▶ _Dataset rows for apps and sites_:
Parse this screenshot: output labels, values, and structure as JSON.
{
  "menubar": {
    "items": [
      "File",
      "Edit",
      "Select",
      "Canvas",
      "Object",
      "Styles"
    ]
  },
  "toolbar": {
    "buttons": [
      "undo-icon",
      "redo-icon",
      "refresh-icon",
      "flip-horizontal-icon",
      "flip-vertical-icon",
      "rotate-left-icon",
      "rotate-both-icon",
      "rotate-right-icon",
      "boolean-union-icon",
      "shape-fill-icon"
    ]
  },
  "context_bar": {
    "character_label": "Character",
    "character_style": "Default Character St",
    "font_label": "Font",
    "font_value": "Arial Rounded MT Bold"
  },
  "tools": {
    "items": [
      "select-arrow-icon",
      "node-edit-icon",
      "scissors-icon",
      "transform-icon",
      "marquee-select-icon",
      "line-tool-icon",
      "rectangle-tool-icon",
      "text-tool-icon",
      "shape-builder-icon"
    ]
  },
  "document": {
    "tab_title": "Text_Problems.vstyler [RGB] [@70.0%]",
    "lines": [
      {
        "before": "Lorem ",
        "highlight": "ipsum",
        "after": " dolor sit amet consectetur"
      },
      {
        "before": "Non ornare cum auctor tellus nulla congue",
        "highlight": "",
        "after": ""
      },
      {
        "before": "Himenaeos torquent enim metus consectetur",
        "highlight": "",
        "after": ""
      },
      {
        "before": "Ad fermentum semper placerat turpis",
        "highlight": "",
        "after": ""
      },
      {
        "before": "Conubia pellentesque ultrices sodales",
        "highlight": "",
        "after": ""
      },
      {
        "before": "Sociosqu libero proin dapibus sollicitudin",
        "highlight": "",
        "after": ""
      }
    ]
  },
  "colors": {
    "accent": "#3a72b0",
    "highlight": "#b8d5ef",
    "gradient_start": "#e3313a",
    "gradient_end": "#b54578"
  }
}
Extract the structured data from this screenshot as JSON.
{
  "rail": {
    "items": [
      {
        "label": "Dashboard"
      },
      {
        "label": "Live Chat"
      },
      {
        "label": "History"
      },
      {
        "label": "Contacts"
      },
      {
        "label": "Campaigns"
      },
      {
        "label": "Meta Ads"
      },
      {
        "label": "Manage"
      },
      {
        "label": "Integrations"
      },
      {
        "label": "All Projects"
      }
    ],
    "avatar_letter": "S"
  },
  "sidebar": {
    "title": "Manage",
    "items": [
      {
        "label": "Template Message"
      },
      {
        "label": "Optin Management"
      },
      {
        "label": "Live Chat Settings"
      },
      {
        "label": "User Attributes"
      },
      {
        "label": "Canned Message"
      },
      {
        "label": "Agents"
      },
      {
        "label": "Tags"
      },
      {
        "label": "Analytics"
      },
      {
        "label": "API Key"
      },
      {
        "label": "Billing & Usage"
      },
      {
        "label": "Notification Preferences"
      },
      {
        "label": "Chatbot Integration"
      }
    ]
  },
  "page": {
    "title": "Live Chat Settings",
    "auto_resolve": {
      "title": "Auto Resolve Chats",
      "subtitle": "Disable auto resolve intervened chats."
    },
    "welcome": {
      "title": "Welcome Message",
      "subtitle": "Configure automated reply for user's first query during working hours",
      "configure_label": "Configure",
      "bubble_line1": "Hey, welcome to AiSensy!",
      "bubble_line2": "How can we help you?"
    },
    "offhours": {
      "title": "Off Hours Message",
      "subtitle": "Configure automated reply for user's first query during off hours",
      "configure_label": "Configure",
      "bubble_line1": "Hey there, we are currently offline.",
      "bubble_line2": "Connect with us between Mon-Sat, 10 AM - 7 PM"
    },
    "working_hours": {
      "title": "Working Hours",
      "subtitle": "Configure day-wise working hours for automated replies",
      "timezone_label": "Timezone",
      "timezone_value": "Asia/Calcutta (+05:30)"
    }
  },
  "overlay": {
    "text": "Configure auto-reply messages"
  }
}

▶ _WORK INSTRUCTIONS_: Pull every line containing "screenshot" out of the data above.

▶ _EXERCISE SOLUTION_:
Parse this screenshot: output labels, values, and structure as JSON.
Extract the structured data from this screenshot as JSON.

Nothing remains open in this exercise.